Evelyn was of dual-heritage, born into privilege in London in 1902 to a wealthy Sierra Leonean father and his English wife. Evelyn was educated privately until she studied singing, piano and elocution at the Royal Academy of Music. As a trained contralto, she graduated in 1919 and hoped for a career on the concert platform. This was almost impossible in Britain for a black singer at that time, unless they were African Americans. So, Evelyn worked in London’s cabaret shows and the all-black cast jazz revues that toured Britain and eventually took her to Europe where she was a sensation.
Following her European success, Evelyn took off to India in 1937 where she triumphed in cabaret at the popular Harbour Bar in Bombay (now Mumbai). One newspaper, The Evening News of India, introduced her as “an artist of international reputation, one of the leading personalities of Europe’s entertainment world” and “the closest rival of the great Josephine Baker”.
When Hitler’s war clouds appeared over Europe, Evelyn discovered that she couldn’t go back. Returning to Britain, throughout World War II, she enjoyed the same appeal as the ‘Forces Sweetheart’, Vera Lynn. The BBC employed Evelyn all through the war, and she proved to be one of Radio’s most popular vocalists, appearing in a wide range of music and variety programmes. Many of these appearances were broadcast to the forces.
Evelyn’s radio broadcasts included over 50 editions of the series Serenade in Sepia in which she was featured with the Trinidadian folk singer Edric Connor. The series was so popular that, in 1946, the BBC transferred it to their television service. Evelyn and Edric became household names and they were among Britain’s first television stars in the early post-war years when the medium was still in its infancy.
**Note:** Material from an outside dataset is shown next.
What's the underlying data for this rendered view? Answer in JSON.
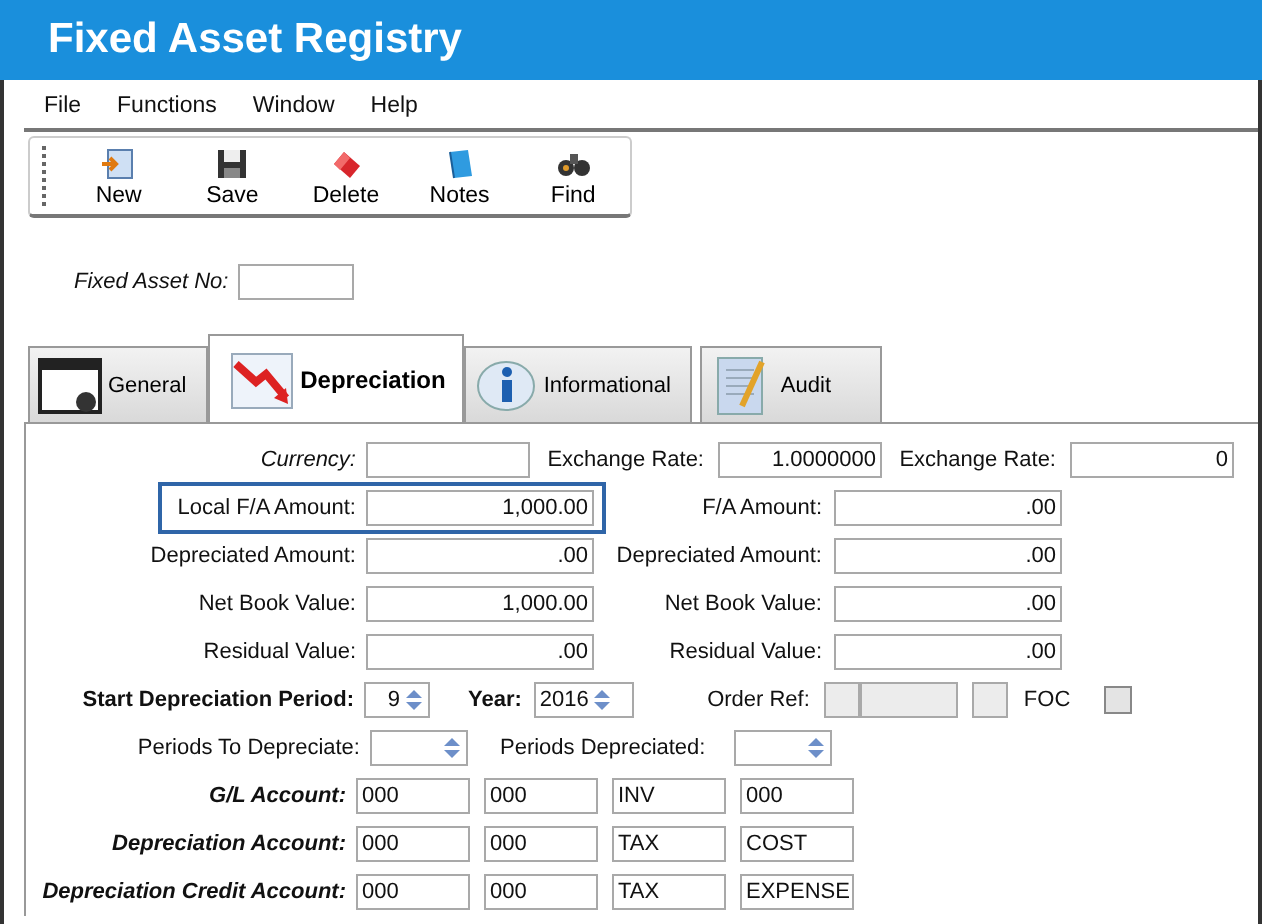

In the 1950s her career took an unexpected downward turn. Work became scarce. In 1956 the tide began to turn when she landed an acting role on BBC television as Eartha Kitt’s mother in the play Mrs Patterson. Two years later she was back on stage, in London’s West End, as one of the stars of Langston Hughes’s musical Simply Heavenly. Evelyn then joined one of Britain’s first black theatre companies, the Negro Theatre Workshop, founded by her former co-star Edric Connor and his wife Pearl. The Workshop staged its first major production A Wreath for Udomo in London in 1961. Four years later Evelyn made one of her last stage appearances in the Workshop’s acclaimed production The Dark Disciples, a blues version of the St Luke Passion.
In the late 1960s, Evelyn suffered from depression and, in 1972, at the age of 70, she was admitted to a nursing home in Epsom, Surrey. She died in 1987. Evelyn Dove was a trailblazer who was ahead of her time, forging new barriers and facing up to her own personal struggles with determination and defiance. Her spirit remains alive.
For further information see Stephen Bourne, Evelyn Dove: Britain’s Black Cabaret Queen (Jacaranda Books, 2016) (£12.99) https://www.jacarandabooksartmusic.co.uk/
Photographs of Evelyn Dove from Stephen Bourne’s private collection can be purchased from the Mary Evans Picture Library www.maryevans.com